__Work required__. Lines before the one containing "Convert this screenshot" are left out; return that line and every line after it exactly, through the end of the data below.

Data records
┏━━
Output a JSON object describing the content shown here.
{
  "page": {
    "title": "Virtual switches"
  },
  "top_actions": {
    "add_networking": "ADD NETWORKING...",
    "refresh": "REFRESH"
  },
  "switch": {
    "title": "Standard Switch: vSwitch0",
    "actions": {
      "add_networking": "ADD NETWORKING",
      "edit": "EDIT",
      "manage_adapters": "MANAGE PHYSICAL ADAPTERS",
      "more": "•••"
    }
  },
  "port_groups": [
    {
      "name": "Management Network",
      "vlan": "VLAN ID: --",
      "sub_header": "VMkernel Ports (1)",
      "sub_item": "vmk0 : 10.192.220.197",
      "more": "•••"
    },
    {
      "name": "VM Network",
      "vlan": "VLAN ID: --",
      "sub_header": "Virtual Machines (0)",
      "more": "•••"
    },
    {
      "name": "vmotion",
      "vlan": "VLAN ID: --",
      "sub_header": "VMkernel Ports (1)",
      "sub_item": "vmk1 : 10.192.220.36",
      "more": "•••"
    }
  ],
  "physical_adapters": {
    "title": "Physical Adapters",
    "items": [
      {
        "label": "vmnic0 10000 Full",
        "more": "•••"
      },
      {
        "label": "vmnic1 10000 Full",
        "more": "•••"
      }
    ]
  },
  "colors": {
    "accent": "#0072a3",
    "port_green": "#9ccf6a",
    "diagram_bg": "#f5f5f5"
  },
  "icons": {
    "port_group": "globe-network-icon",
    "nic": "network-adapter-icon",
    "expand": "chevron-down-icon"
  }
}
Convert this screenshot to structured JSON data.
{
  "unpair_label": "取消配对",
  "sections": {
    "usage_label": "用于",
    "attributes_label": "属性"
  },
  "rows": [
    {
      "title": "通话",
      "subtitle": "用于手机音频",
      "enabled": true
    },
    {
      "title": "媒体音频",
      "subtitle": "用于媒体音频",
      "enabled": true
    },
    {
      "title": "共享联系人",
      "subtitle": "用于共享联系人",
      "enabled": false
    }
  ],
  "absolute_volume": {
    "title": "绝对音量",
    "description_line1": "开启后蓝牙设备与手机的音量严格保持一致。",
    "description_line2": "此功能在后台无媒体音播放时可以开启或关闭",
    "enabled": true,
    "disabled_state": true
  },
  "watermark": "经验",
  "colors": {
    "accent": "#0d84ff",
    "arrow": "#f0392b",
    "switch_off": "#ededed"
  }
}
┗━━
__Output below__.
Convert this screenshot to structured JSON data.
{
  "unpair_label": "取消配对",
  "sections": {
    "usage_label": "用于",
    "attributes_label": "属性"
  },
  "rows": [
    {
      "title": "通话",
      "subtitle": "用于手机音频",
      "enabled": true
    },
    {
      "title": "媒体音频",
      "subtitle": "用于媒体音频",
      "enabled": true
    },
    {
      "title": "共享联系人",
      "subtitle": "用于共享联系人",
      "enabled": false
    }
  ],
  "absolute_volume": {
    "title": "绝对音量",
    "description_line1": "开启后蓝牙设备与手机的音量严格保持一致。",
    "description_line2": "此功能在后台无媒体音播放时可以开启或关闭",
    "enabled": true,
    "disabled_state": true
  },
  "watermark": "经验",
  "colors": {
    "accent": "#0d84ff",
    "arrow": "#f0392b",
    "switch_off": "#ededed"
  }
}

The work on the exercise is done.